The 400fps five-second slow motion mode provides video with 640x240-pixels and is gives a wonderful ethereal quality with a near-3D feel. The resolution means it’s only really large enough for use on a computer screen, and it’s not going to impress 1080p fans, but it’s fun and offers an entirely new perspective on action shots. Ditto the 1200fps video mode. Here resolution drops to just 320x120-pixels and so lacks detail and true finesse, and yet seeing action at such slow speeds is super.
In terms of sharpness, the J1 creates crisp images with all the lenses - though the full zoom setting of the 30-110mm lens is a little soft around the edges - while the AF can easily hold its own with the AF on larger DSLRs, even ones from Nikon. However, lower light performance can become less accomplished although the greater depth of field afforded this camera by dint of its smaller sensor helps to iron out some focus errors, which is a help to those simply "snapping".
Given Nikon’s stated aims however, and the type of user this system is designed for, the image and video quality is more than adequate and can be simply superb in favorable conditions

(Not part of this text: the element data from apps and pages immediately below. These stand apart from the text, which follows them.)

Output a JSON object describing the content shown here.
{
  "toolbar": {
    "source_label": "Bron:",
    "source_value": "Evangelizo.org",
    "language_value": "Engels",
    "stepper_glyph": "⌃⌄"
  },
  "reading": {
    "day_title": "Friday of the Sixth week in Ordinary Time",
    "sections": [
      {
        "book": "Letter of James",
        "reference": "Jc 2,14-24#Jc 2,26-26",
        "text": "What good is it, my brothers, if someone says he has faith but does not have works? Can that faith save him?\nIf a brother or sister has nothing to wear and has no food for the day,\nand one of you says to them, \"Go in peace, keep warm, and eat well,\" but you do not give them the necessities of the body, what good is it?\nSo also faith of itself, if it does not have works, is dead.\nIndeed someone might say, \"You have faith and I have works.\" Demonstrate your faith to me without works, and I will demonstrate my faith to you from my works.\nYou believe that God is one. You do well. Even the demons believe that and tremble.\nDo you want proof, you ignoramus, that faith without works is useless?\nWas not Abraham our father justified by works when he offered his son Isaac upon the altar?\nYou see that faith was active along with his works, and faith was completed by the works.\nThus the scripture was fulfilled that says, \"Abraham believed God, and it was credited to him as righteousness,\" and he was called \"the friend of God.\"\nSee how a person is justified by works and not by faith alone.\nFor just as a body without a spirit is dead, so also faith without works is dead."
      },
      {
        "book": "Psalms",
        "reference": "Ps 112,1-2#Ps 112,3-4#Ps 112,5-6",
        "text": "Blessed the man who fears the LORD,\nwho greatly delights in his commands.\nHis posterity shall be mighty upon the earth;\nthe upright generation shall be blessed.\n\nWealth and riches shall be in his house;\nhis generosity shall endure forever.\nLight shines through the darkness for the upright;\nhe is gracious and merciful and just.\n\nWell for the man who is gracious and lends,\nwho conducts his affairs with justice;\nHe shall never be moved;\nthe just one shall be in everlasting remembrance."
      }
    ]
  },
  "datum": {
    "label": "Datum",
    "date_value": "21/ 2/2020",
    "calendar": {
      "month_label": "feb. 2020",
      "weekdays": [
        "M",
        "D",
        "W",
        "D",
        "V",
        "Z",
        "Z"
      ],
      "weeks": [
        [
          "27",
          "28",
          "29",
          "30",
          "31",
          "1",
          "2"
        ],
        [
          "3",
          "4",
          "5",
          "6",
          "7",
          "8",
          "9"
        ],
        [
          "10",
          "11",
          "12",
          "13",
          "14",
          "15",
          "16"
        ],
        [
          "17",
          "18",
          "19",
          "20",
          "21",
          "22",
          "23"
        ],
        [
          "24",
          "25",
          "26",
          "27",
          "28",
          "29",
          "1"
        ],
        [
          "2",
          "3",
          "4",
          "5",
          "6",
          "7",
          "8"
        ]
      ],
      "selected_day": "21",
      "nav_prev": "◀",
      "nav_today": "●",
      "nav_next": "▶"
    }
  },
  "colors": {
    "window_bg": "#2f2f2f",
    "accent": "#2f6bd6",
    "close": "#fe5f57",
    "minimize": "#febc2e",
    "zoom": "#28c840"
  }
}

The Nikon 1 J1 is a great point and shoot system camera providing ease of use, image quality in a compact body and as with the V1, it represents a bold and brave step by Nikon into the compact, mirrorless system camera market. But while the J1 is significantly less expensive than the V1 it's still not cheap at £549 for the 10-30mm zoom single lens outfit or £699 for the dual lens kit tested here.
These are prices that put this system camera firmly in the realm of some of the larger digital SLR cameras on the market including many of Nikon’s own models and like the V1 it seems to me to be at least a £150 over the odds for the 10-30mm zoom kit, so there’s a premium to be paid for the compactness of this system.
And yet, the camera does what it is designed to do very well and so, while this might not be a camera for everyone, or for those with an understanding bank manager, it’s a viable alternative to the larger system cameras and the other compact system cameras from Olympus and Panasonic offering ease of use and image quality at its heart.
Additional product photography by Chris Hall
£699 and £549 (Single lens kit tested)